“Through the promotion, the microsite received more than 250,000 unique registrations and 1.65 million game plays while increasing the brand’s consumer e-mail database by 400%.”
400%! That’s huge. And that means not only did State Fair reach its target consumers (moms) through the contest, but they can use the contest’s effects/results to continue to reach that market.
What do you think about promotional contests like this? Have you ever been involved in them?
Are your company’s products green and sustainable? Probably not. Just like Tom Sawyer convinced Jim that whitewashing a fence is fun when it’s really not, companies may be convincing consumers they’re sustainable when they may not be.
According to a recent study, 95 percent of consumer products provide buyers with misleading claims about how green the product is. Some companies simply offer no proof of their claims and some use vague or confusing language that misguides consumers. The big question, though: Is this ethical?

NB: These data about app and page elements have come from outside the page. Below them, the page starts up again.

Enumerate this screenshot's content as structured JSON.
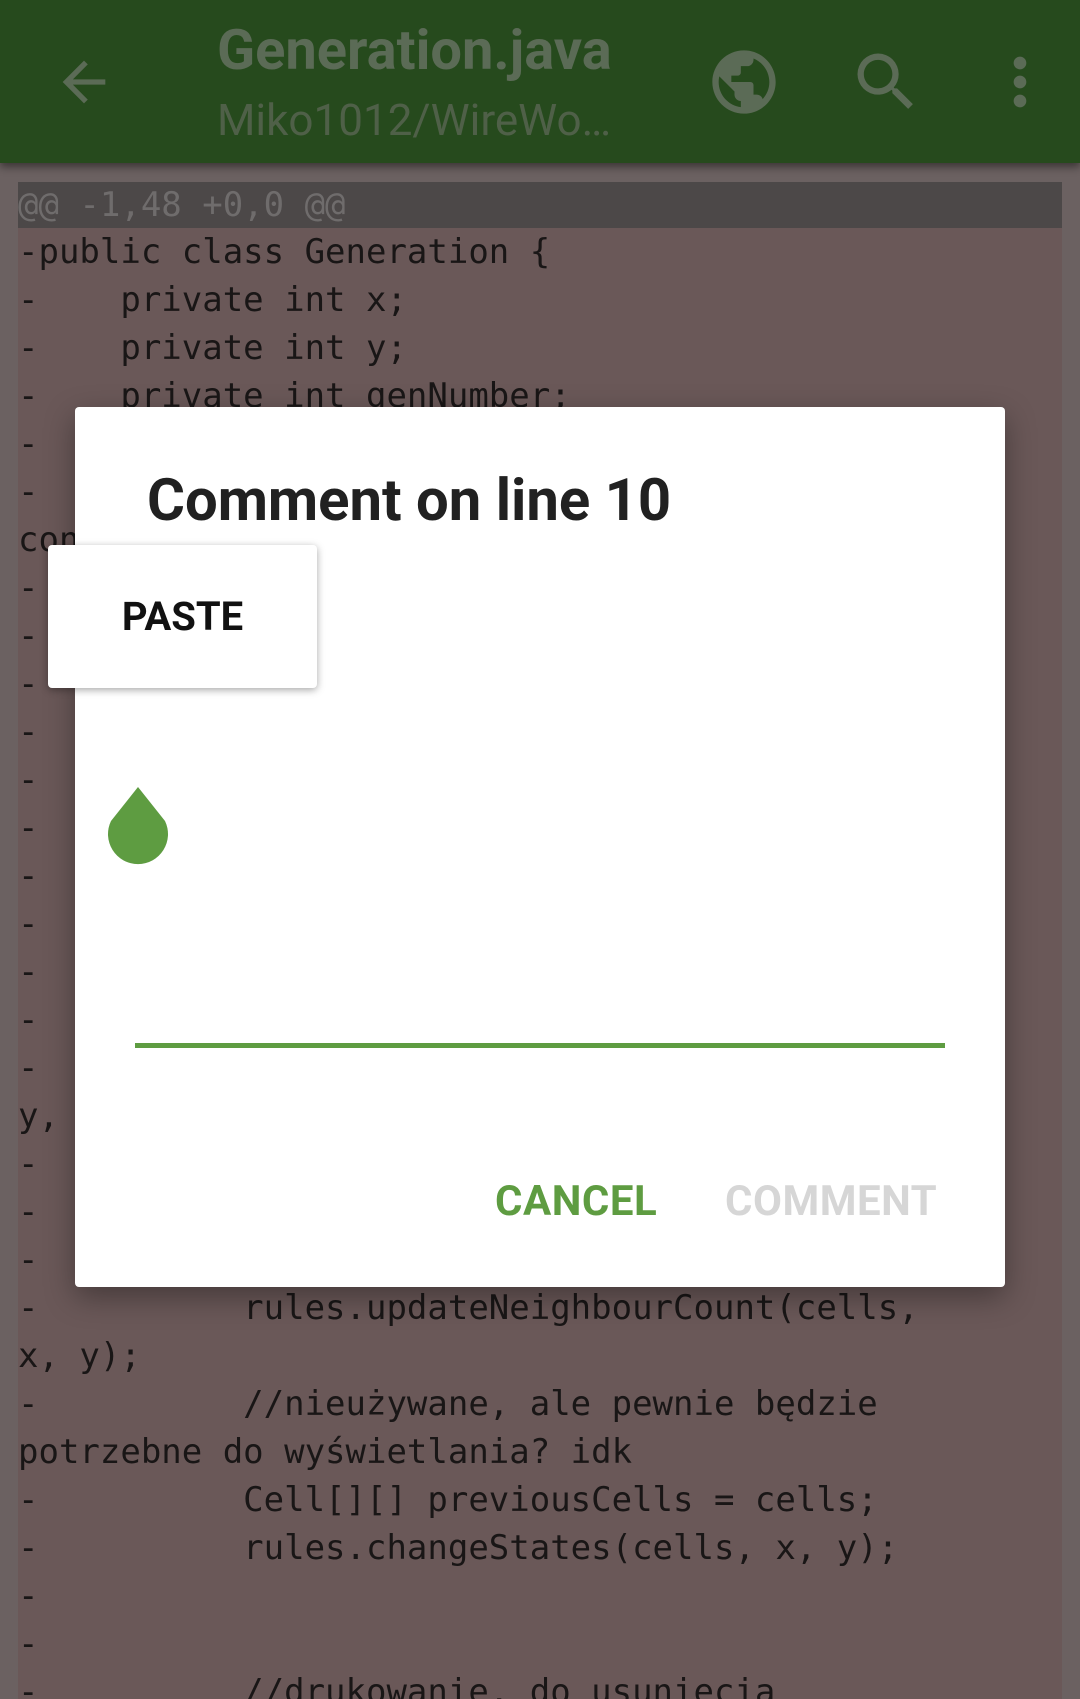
{
  "appbar": {
    "title": "Generation.java",
    "subtitle": "Miko1012/WireWo…",
    "back_icon": "arrow-left-icon",
    "browser_icon": "globe-icon",
    "search_icon": "search-icon",
    "menu_icon": "more-vert-icon",
    "background": "#264a1d"
  },
  "code": {
    "hunk_header": "@@ -1,48 +0,0 @@",
    "lines": [
      "-public class Generation {",
      "-    private int x;",
      "-    private int y;",
      "-    private int genNumber;",
      "-",
      "-",
      "con",
      "-",
      "-",
      "-                                          );",
      "-",
      "-",
      "-",
      "-",
      "-",
      "-",
      "-",
      "-                                         x,",
      "y,",
      "-",
      "-",
      "-",
      "-          rules.updateNeighbourCount(cells,",
      "x, y);",
      "-          //nieużywane, ale pewnie będzie",
      "potrzebne do wyświetlania? idk",
      "-          Cell[][] previousCells = cells;",
      "-          rules.changeStates(cells, x, y);",
      "-",
      "-",
      "-          //drukowanie, do usunięcia"
    ],
    "removed_bg": "#6a5858"
  },
  "dialog": {
    "title": "Comment on line 10",
    "input_value": "",
    "cancel_label": "CANCEL",
    "comment_label": "COMMENT",
    "accent": "#5e9c41"
  },
  "context_menu": {
    "paste_label": "PASTE"
  }
}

Is it OK to make information fit as long as it’s based on an original truth?
My initial reaction is that it’s not OK. Saying something is true when it’s only half true must be half lie and, therefore, not fully truthful. Sounds philosophical, huh? Some might argue that marketers don’t have that “full truth” obligation. If it has an element of truth and consumers believe it, what difference does it make?
The difference is having a conscious. Consumers should be able to trust that companies they purchase from are telling the truth. And if they aren’t people will find out (eventually) and should take their money elsewhere.
Political attack ads are far from new; in fact, they’ve been so overused, many people have become practically numb to them. But what happens when someone crosses the line? There’s a big difference between calling someone a liar and a baby killer.
One of this year’s political candidates just may have crossed that line. Missy Reilly Smith, whom CNN dubs “the long-shot Republican candidate from the heavily Democratic District of Columbia,” aired an advertisement in the D.C. area heavily criticizing pro-choice activists. (See the ad on YouTube here. And a warning: It contains graphic content!) She calls President Obama and Sen. Pelosi, among others, “advocates for killing these babies at any time for any reason using abortion,” while an image of bloody, dismembered fetus arms are shown on the screen.
The interesting issue for marketers here isn’t about abortion but rather about how political campaigns (and accompanying laws) work and what may be in their future. The D.C. network had to run this commercial because Smith is a legitimate candidate. A CNN article says,
“According to the Federal Communications Commission, broadcasters can only reject a federal candidate’s ad if it contains a copyright infringement, or is defamatory.”
So, fearing legal trouble, the network ran the ad with two disclaimers: one warning the ad contained graphic content and another stating the ad is required by federal law without modification.
These days, politicians are very rarely seen as possessing class; most Americans view them as mudslingers who’ll do whatever it takes to win the race. It may be challenging to see this issue without a bias depending on how you view abortion, but consider this:
What if political advertising moved away from slamming their political opponents to showing grotesque, disturbing ads like this? Is this highly emotional and highly sensitive form of advertising a way of taking advantage of the public by not showing both sides to an issue? And does this even matter anymore?